• [MATERIALS PROVIDED]
********************

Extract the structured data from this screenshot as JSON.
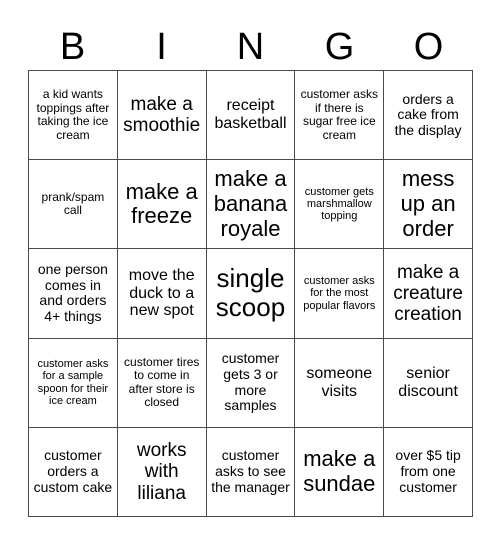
{
  "card": {
    "title_letters": [
      "B",
      "I",
      "N",
      "G",
      "O"
    ],
    "border_color": "#4a4a4a",
    "background_color": "#ffffff",
    "text_color": "#000000",
    "columns": 5,
    "rows": 5,
    "cells": [
      {
        "text": "a kid wants toppings after taking the ice cream",
        "size": "fs-sm"
      },
      {
        "text": "make a smoothie",
        "size": "fs-xl"
      },
      {
        "text": "receipt basketball",
        "size": "fs-lg"
      },
      {
        "text": "customer asks if there is sugar free ice cream",
        "size": "fs-sm"
      },
      {
        "text": "orders a cake from the display",
        "size": "fs-md"
      },
      {
        "text": "prank/spam call",
        "size": "fs-sm"
      },
      {
        "text": "make a freeze",
        "size": "fs-xxl"
      },
      {
        "text": "make a banana royale",
        "size": "fs-xxl"
      },
      {
        "text": "customer gets marshmallow topping",
        "size": "fs-xs"
      },
      {
        "text": "mess up an order",
        "size": "fs-xxl"
      },
      {
        "text": "one person comes in and orders 4+ things",
        "size": "fs-md"
      },
      {
        "text": "move the duck to a new spot",
        "size": "fs-lg"
      },
      {
        "text": "single scoop",
        "size": "fs-huge"
      },
      {
        "text": "customer asks for the most popular flavors",
        "size": "fs-xs"
      },
      {
        "text": "make a creature creation",
        "size": "fs-xl"
      },
      {
        "text": "customer asks for a sample spoon for their ice cream",
        "size": "fs-xs"
      },
      {
        "text": "customer tires to come in after store is closed",
        "size": "fs-sm"
      },
      {
        "text": "customer gets 3 or more samples",
        "size": "fs-md"
      },
      {
        "text": "someone visits",
        "size": "fs-lg"
      },
      {
        "text": "senior discount",
        "size": "fs-lg"
      },
      {
        "text": "customer orders a custom cake",
        "size": "fs-md"
      },
      {
        "text": "works with liliana",
        "size": "fs-xl"
      },
      {
        "text": "customer asks to see the manager",
        "size": "fs-md"
      },
      {
        "text": "make a sundae",
        "size": "fs-xxl"
      },
      {
        "text": "over $5 tip from one customer",
        "size": "fs-md"
      }
    ]
  }
}
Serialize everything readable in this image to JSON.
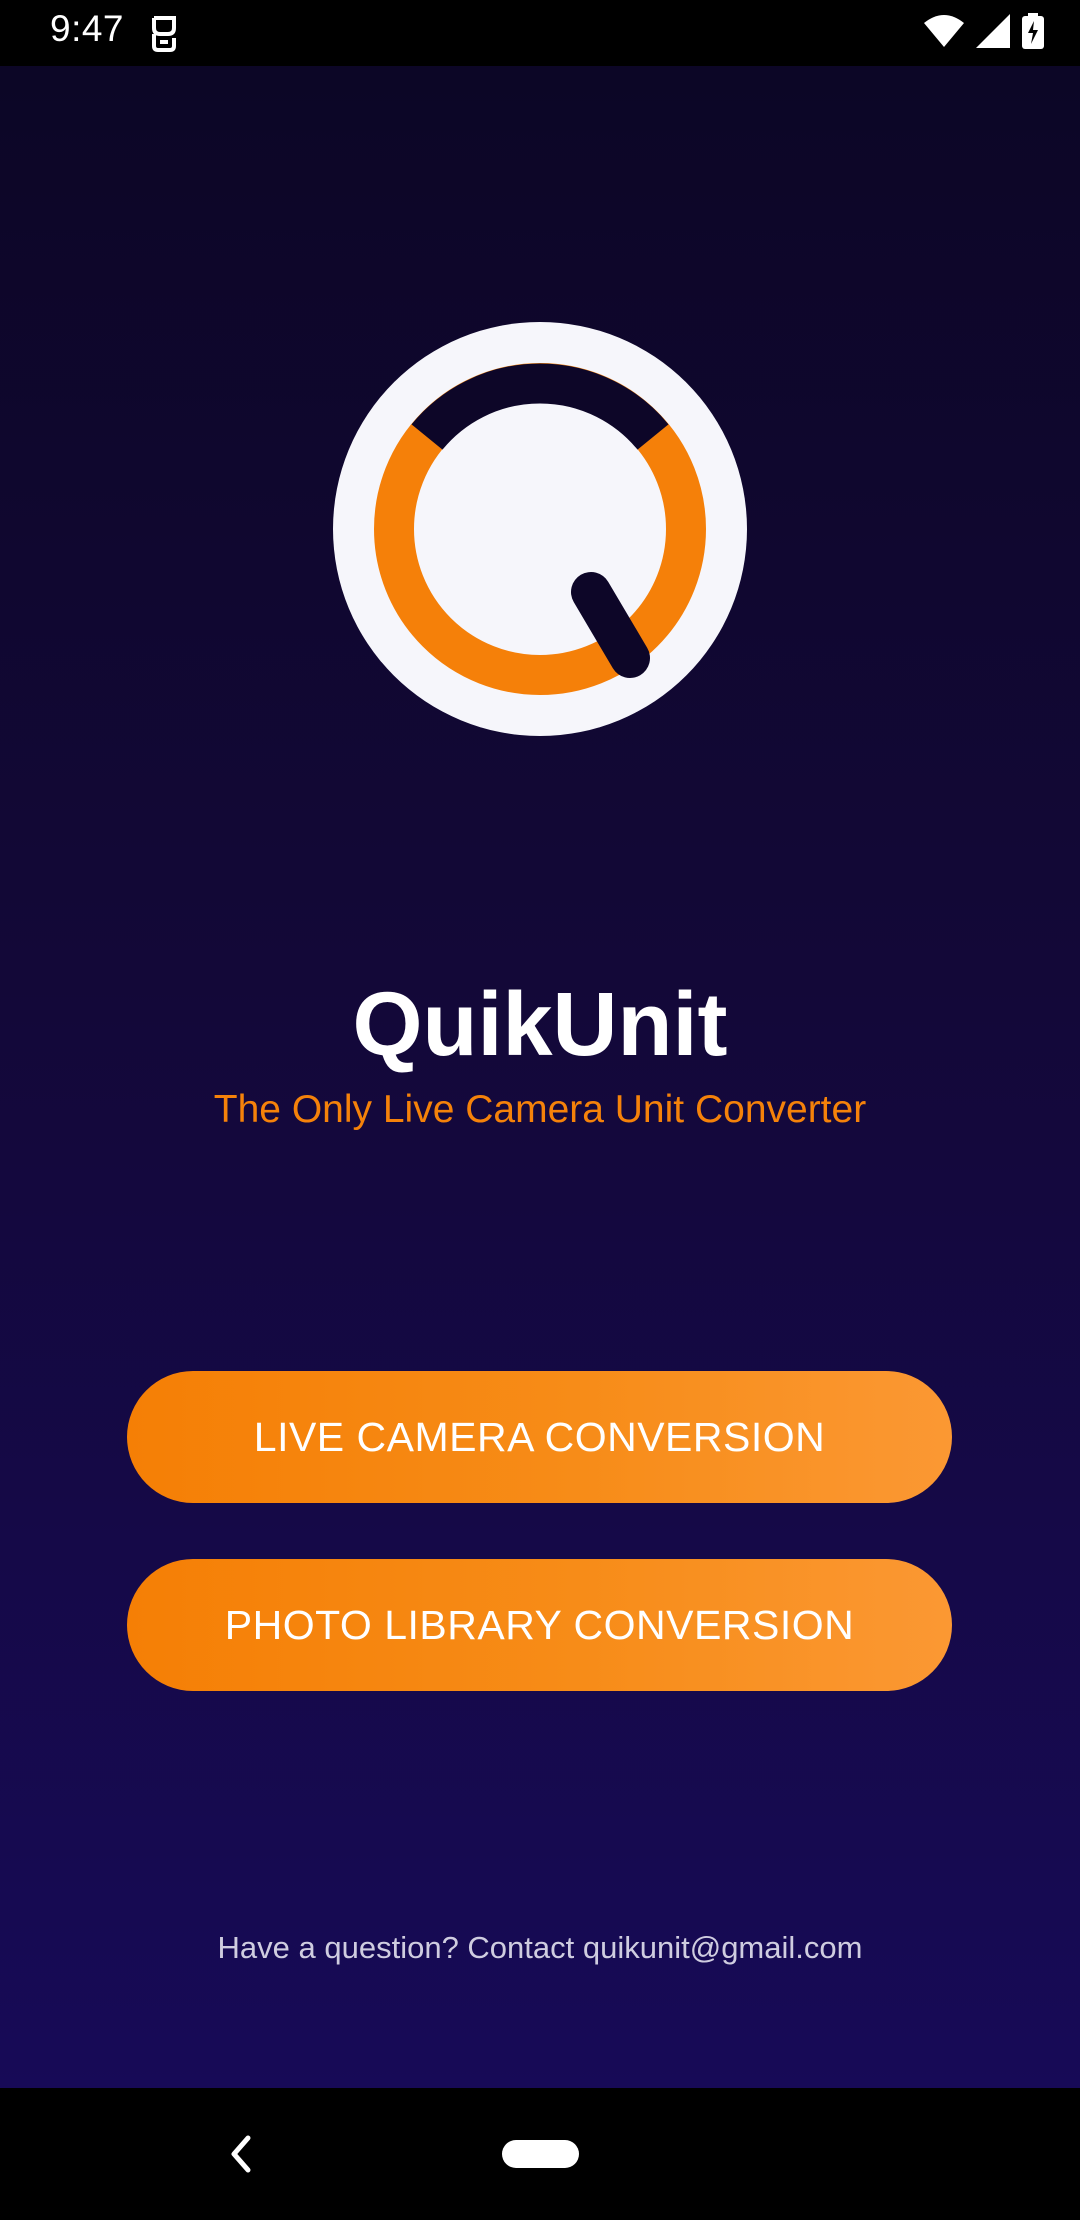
{
  "status_bar": {
    "time": "9:47",
    "icons": [
      "notification-icon",
      "wifi-icon",
      "signal-icon",
      "battery-charging-icon"
    ]
  },
  "app": {
    "title": "QuikUnit",
    "subtitle": "The Only Live Camera Unit Converter",
    "logo": "quikunit-logo",
    "buttons": {
      "live_camera": "LIVE CAMERA CONVERSION",
      "photo_library": "PHOTO LIBRARY CONVERSION"
    },
    "contact_text": "Have a question? Contact quikunit@gmail.com"
  },
  "colors": {
    "background_top": "#0c0626",
    "background_bottom": "#170a57",
    "accent": "#f57f05",
    "title": "#ffffff",
    "logo_ring": "#f58009",
    "logo_dark": "#0d0628",
    "logo_face": "#f6f6fb"
  },
  "nav_bar": {
    "icons": [
      "back-icon",
      "home-pill-icon"
    ]
  }
}
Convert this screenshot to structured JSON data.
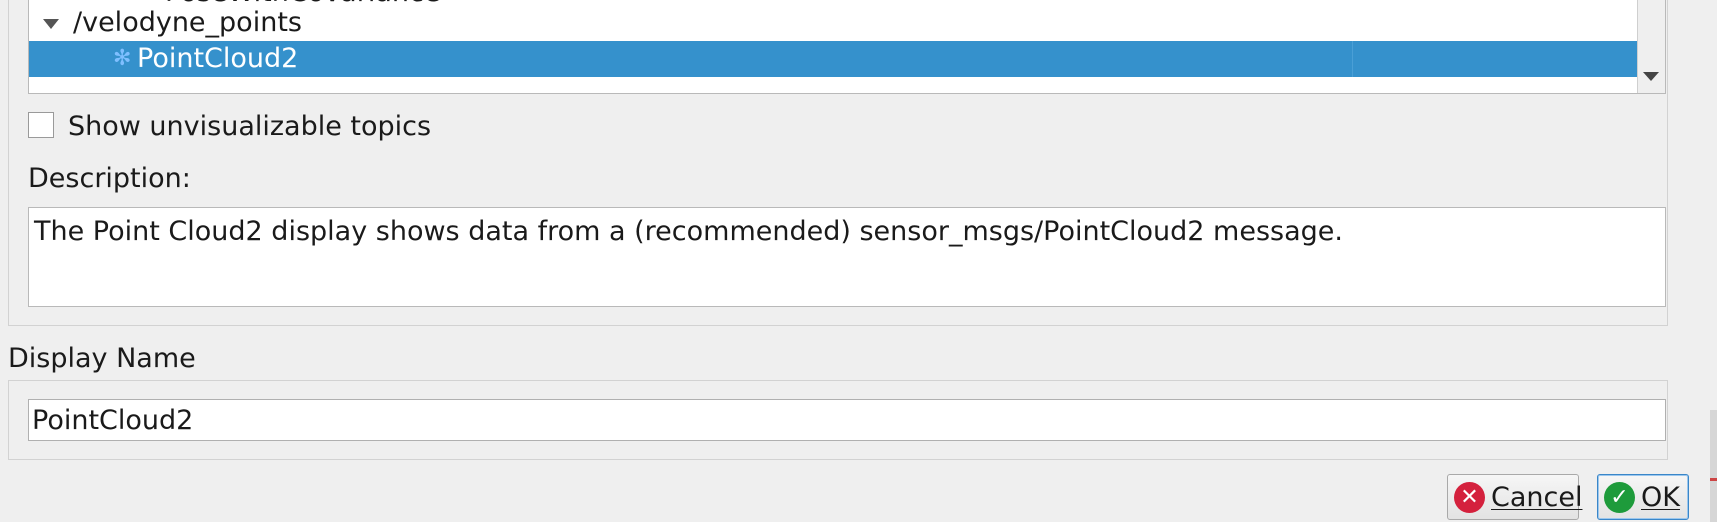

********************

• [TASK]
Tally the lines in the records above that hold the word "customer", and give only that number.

• [PROBLEM SOLUTION]
9